WORK TO BE COMPLETED:
All lines in the material containing the word "cũng" need to be copied.

++++ RECORDS SHOWN ++++

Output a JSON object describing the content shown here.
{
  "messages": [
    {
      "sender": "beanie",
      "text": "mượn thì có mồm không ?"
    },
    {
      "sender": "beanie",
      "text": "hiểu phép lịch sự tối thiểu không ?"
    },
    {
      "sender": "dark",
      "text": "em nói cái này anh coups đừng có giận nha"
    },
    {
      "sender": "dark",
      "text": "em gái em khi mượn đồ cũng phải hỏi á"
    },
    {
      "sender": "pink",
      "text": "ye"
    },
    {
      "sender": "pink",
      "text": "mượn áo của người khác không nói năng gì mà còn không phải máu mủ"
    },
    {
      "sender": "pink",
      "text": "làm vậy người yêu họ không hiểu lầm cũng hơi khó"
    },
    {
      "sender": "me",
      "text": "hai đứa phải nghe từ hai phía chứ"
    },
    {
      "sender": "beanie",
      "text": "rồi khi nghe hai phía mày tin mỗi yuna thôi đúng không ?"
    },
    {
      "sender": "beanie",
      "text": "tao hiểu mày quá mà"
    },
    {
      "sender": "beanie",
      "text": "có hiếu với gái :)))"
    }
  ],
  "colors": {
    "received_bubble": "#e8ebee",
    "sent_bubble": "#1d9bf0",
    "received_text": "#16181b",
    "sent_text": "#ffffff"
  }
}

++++

YOUR SOLUTION:
      "text": "em gái em khi mượn đồ cũng phải hỏi á"
      "text": "làm vậy người yêu họ không hiểu lầm cũng hơi khó"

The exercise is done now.